So, you know they’re well coached and that’s a tribute to their coaches over there in Carolina. But the main thing that sticks out is that they got speed.
But you know what, we got speed, too. But that’s the main thing that I can see when I watch the tape in all the tape that we’ve watched this week.
Q. What’s your philosophy on practice squad development, those guys behind the scenes? We heard that you guys do a session of work with the special teams players. What’s your overall philosophy on that and how do you find that, like, the next Colts WR Zach Pascal? (Mike Kaye)
NICK SIRIANNI: Yeah, sure that’s a good question. So, the philosophy is there is prepare just like you’re getting ready to play the game.
But, how do you do that when – how do you prepare like you’re getting ready to play the game when you’re actually running the opposite team’s plays? That’s hard.
But they’re, obviously – we’re so much about practice. You get better from practice, you get better from practice. You stay in this lane of getting better every single day by how you practice.
So, that’s their first job right away. But every day – I mean, I don’t mind sharing this with you guys.
Every Wednesday, we have a five-play period that is just developmental to end practice. And that’s with everybody out there. And that’s with the veteran’s watching, too.
And so, they’re getting the reps of the plays that we’re running. And every Wednesday we do the same thing, but in the red zone. So, it’s field and then red zone.
And then every Friday, we have a competition with the rookies with one-on-ones. So, we’ll actually end practice where a corner will go against a receiver in front of the whole the team. And we usually do five of those things.
And we always get an extra workout in. That’s something I’ve always done in the past, get the extra work in on a Sunday of a game where half the league – I don’t know whether it’s half the league or not, maybe three-fourths of the league aren’t doing anything with the practice squad guys there.
We’re working individual drills with them, working routes with them, and working everything we are with them. So, you know, those are the guys that we’re going to have to count on those guys and they’re helping you get your team better.

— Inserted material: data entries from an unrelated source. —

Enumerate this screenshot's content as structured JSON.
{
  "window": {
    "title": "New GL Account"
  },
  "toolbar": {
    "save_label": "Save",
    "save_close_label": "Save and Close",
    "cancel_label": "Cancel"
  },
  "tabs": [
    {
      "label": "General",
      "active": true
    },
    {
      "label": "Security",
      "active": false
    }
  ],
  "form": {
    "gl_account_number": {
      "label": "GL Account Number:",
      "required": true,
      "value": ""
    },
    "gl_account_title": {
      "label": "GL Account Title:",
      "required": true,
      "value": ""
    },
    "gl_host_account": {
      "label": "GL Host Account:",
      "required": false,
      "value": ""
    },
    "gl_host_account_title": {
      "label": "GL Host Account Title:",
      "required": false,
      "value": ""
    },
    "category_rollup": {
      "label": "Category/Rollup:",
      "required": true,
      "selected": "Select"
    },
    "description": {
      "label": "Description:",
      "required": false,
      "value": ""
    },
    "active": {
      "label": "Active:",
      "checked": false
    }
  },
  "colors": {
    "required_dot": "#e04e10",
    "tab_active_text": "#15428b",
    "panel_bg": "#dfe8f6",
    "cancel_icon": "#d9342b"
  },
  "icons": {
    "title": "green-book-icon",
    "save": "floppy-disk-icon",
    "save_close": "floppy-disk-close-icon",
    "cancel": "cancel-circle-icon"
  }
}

And so, that’s a big part of it. It’s a long year. There’s bumps and bruises throughout the way. And you got to have those guys ready to play.
And so being a college coach first, I think what I was taught as a college coach was always recruit, retain, develop.
That’s what was taught to me in the beginning. Recruit, get good players in here, retain them, you know, keep them eligible, making sure they’re doing the right things, and develop them.
Well, you know, it’s the same thing here. You go through the draft process, you don’t get your pick of, ‘I’ll take that guy, or recruit him hard.’ You go through the draft process, you know, it’s being really sound there with your evaluations. And once you get him here, develop him.
That’s always stuck with me. And we’re looking for every way to develop them. I think that’s not – what we do – just all the places I’ve been around, that’s not quite the norm as far as what we do with our scout team guys. And they’re working hard at it.
Q. What have you seen from QB Gardner Minshew over the first four weeks? (Bo Wulf)
NICK SIRIANNI: That’s really been important for him knowing that he hasn’t been here for training camp, him getting 5, 10 reps every week with our offense, that’s huge, right? For him to be able to do that.
So, yeah, I just see the competitiveness out of Gardner and the playmaking ability. And it’s fun to see it when you’re sitting there back there coaching instead of when he was 19-of-20 against us when he played Jacksonville versus the Colts in 2020. He didn’t miss a pass.
So, it’s fun to kind of watch him run around. He’s doing a good job and I’m glad he’s here.
Q. What about the meeting room, what is Gardner like? (Bo Wulf)
NICK SIRIANNI: Yeah, I think he’s great. He’s a great addition to our quarterback room, he’s got good insight, good energy. I really like our quarterback room. There are great conversations in there to help [QB] Jalen [Hurts] get ready to play.